Hamas representative in Lebanon Osama Hamdan said Hamas was not affected by the Security Council's resolution. He stressed the resolution is primarily a reflection of Israel's failure in the field.
"This failure is what brought the resolution about, but we stress that no one has consulted with us. This resolution does not take the Palestinian interest into consideration, and does not address lifting the siege or opening the crossings," Hamdan said.
Palestinian groups based in Syria, including Hamas, believe the Egyptian plan in its current formula aimed at securing a permanent ceasefire in the Gaza Strip "has no valid basis," a Palestinian official said on Thursday. Hamas however added that it will study the proposal and inform the Egyptian side of its reservations.
The proposal is based mostly on the 2005 agreement on the crossings that Israel signed. It established that the Rafah crossing would be operated by the Palestinian Authority and a third party - in this case the European Union - would supervise its operation.
But Hamas’s landslide victory in general elections of 2006 resulted in putting off effectively the document governing the crossings in Gaza.
"The Franco-Egyptian initiative does not contribute towards finding a solution since it is a threat to the resistance and the Palestinian cause, allowing the enemy to continue its aggression. We reject the presence of international forces or observers in Gaza, since this is aimed at defending the security of the occupation and reinforcing the blockade against the resistance. We call for a halt to the aggression, a withdrawal (of Israeli forces) without delay, lifting the blockade and opening the crossing points, especially at Rafah,” Palestinian groups based in Syria, including Hamas said in a joint statement Thursday.
The decision by Israel to adopt the Egyptian-French-American “compromise” may bring an end to the fighting in the Strip, however if Israel rejected the proposal it may bring about the crash of President Mahmoud Abbas' rule in the West Bank.
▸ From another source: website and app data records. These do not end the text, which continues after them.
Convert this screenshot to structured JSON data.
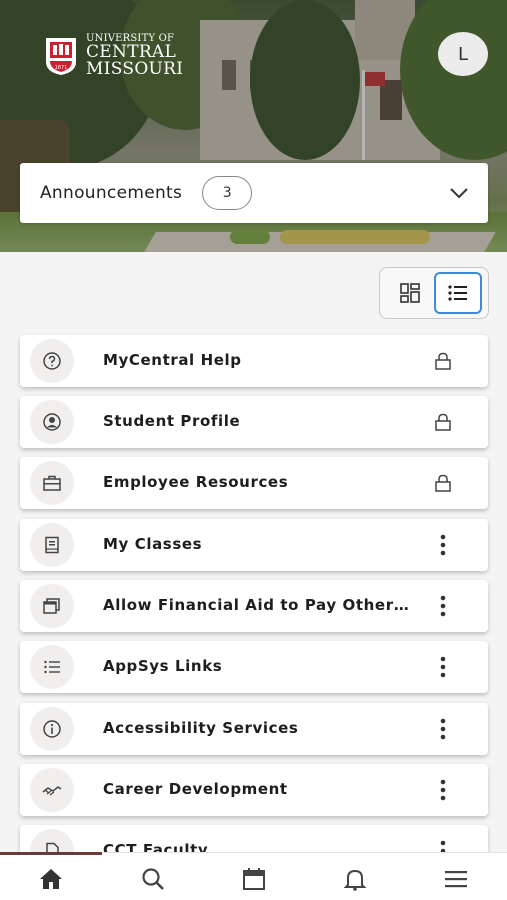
{
  "header": {
    "logo": {
      "line1": "UNIVERSITY OF",
      "line2": "CENTRAL",
      "line3": "MISSOURI",
      "seal_text": "1871"
    },
    "avatar_initial": "L"
  },
  "announcements": {
    "title": "Announcements",
    "count": "3"
  },
  "view_toggle": {
    "active": "list"
  },
  "cards": [
    {
      "label": "MyCentral Help",
      "icon": "question-circle-icon",
      "action": "lock-icon"
    },
    {
      "label": "Student Profile",
      "icon": "user-circle-icon",
      "action": "lock-icon"
    },
    {
      "label": "Employee Resources",
      "icon": "briefcase-icon",
      "action": "lock-icon"
    },
    {
      "label": "My Classes",
      "icon": "book-icon",
      "action": "more-vertical-icon"
    },
    {
      "label": "Allow Financial Aid to Pay Other Charges",
      "icon": "windows-icon",
      "action": "more-vertical-icon"
    },
    {
      "label": "AppSys Links",
      "icon": "list-icon",
      "action": "more-vertical-icon"
    },
    {
      "label": "Accessibility Services",
      "icon": "info-circle-icon",
      "action": "more-vertical-icon"
    },
    {
      "label": "Career Development",
      "icon": "handshake-icon",
      "action": "more-vertical-icon"
    },
    {
      "label": "CCT Faculty",
      "icon": "document-icon",
      "action": "more-vertical-icon"
    }
  ],
  "bottom_nav": [
    "home-icon",
    "search-icon",
    "calendar-icon",
    "bell-icon",
    "menu-icon"
  ],
  "colors": {
    "brand_red": "#cc1f2f",
    "active_blue": "#3c8ad8",
    "indicator": "#6b3a3a"
  }
}
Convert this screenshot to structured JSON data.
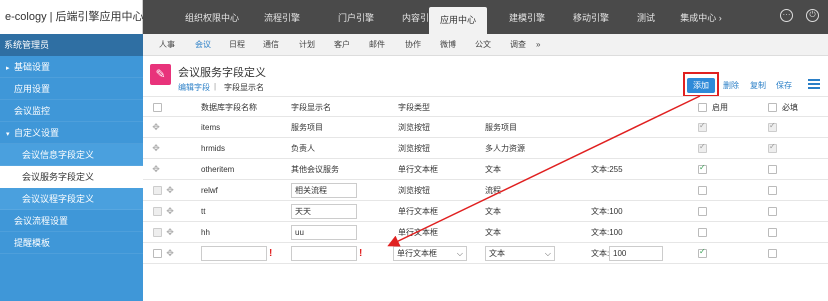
{
  "header": {
    "app_title": "e-cology | 后端引擎应用中心",
    "tabs": [
      "组织权限中心",
      "流程引擎",
      "门户引擎",
      "内容引擎",
      "应用中心",
      "建模引擎",
      "移动引擎",
      "测试",
      "集成中心 ›"
    ],
    "active_tab": "应用中心"
  },
  "sidebar": {
    "header": "系统管理员",
    "items": [
      {
        "label": "基础设置",
        "arrow": "▸"
      },
      {
        "label": "应用设置",
        "arrow": ""
      },
      {
        "label": "会议监控",
        "arrow": ""
      },
      {
        "label": "自定义设置",
        "arrow": "▾"
      },
      {
        "label": "会议信息字段定义",
        "arrow": ""
      },
      {
        "label": "会议服务字段定义",
        "arrow": ""
      },
      {
        "label": "会议议程字段定义",
        "arrow": ""
      },
      {
        "label": "会议流程设置",
        "arrow": ""
      },
      {
        "label": "提醒模板",
        "arrow": ""
      }
    ]
  },
  "subnav": {
    "tabs": [
      "人事",
      "会议",
      "日程",
      "通信",
      "计划",
      "客户",
      "邮件",
      "协作",
      "微博",
      "公文",
      "调查",
      "»"
    ],
    "active": "会议"
  },
  "page": {
    "title": "会议服务字段定义",
    "tab_edit": "编辑字段",
    "separator": "|",
    "tab_display": "字段显示名"
  },
  "toolbar": {
    "add": "添加",
    "delete": "删除",
    "copy": "复制",
    "save": "保存"
  },
  "table": {
    "headers": {
      "db_field": "数据库字段名称",
      "display": "字段显示名",
      "type": "字段类型",
      "enable": "启用",
      "required": "必填"
    },
    "rows": [
      {
        "db": "items",
        "display": "服务项目",
        "type": "浏览按钮",
        "sub": "服务项目",
        "extra": "",
        "enabled": true,
        "required": true,
        "locked": true,
        "editable": false
      },
      {
        "db": "hrmids",
        "display": "负责人",
        "type": "浏览按钮",
        "sub": "多人力资源",
        "extra": "",
        "enabled": true,
        "required": true,
        "locked": true,
        "editable": false
      },
      {
        "db": "otheritem",
        "display": "其他会议服务",
        "type": "单行文本框",
        "sub": "文本",
        "extra": "文本:255",
        "enabled": true,
        "required": false,
        "locked": false,
        "editable": false
      },
      {
        "db": "relwf",
        "display": "相关流程",
        "type": "浏览按钮",
        "sub": "流程",
        "extra": "",
        "enabled": false,
        "required": false,
        "locked": false,
        "editable": true
      },
      {
        "db": "tt",
        "display": "天天",
        "type": "单行文本框",
        "sub": "文本",
        "extra": "文本:100",
        "enabled": false,
        "required": false,
        "locked": false,
        "editable": true
      },
      {
        "db": "hh",
        "display": "uu",
        "type": "单行文本框",
        "sub": "文本",
        "extra": "文本:100",
        "enabled": false,
        "required": false,
        "locked": false,
        "editable": true
      }
    ],
    "new_row": {
      "db": "",
      "display": "",
      "type": "单行文本框",
      "sub": "文本",
      "extra_label": "文本:",
      "extra_value": "100",
      "enabled": true,
      "required": false,
      "required_mark": "!"
    }
  },
  "colors": {
    "sidebar": "#3f97d8",
    "accent": "#2e8ad8",
    "highlight": "#e02020",
    "page_icon": "#e8337b"
  }
}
And that will, by extension, destroy the so called road map. At midnight Friday the tenure of Abbas as President of the Palestinian Authority comes to an end.
For now, Israel rejects including Hamas in any deal or compromise because it does not want to give legitimacy to the resistance movement.
Hamdan firmly said that if the UN resolution is to be amended to something more practical, "it must be done with us and us alone, along with the other Palestinian resistance organizations," he said, adding that his movement is not bound by the current resolution.
Tel Aviv’s military and political dilemma lies here.
For 14 days, more than 30,000 Israeli soldiers, air forces, naval forces, security forces, thousands of raids, more than 4,000 Palestinian civilian victims and more than 110 Israel army casualties, the Zionist entity has failed to achieve a single point to claim it can come out of the Gaza war with an upper hand. Militarily speaking, the Israeli army needs salvation fast. Politically speaking, Israel has not scored any results of its aggression on Gaza, therefore it has literarily nothing to bargain on, except from threatening to target more civilians.
As Israel is more likely to emerge broken, again, from this war while Hamas and other resistance movements are still strong, calm, firing rockets at settlements, fighting back and inflicting heavy losses in occupation army ranks, Tel Aviv is in denial.
It finds it difficult to accept Hamas having an official role in Gaza after the war ends as including the resistance group in governance will never mean the “new security reality” that Israel promoted as one of its objectives.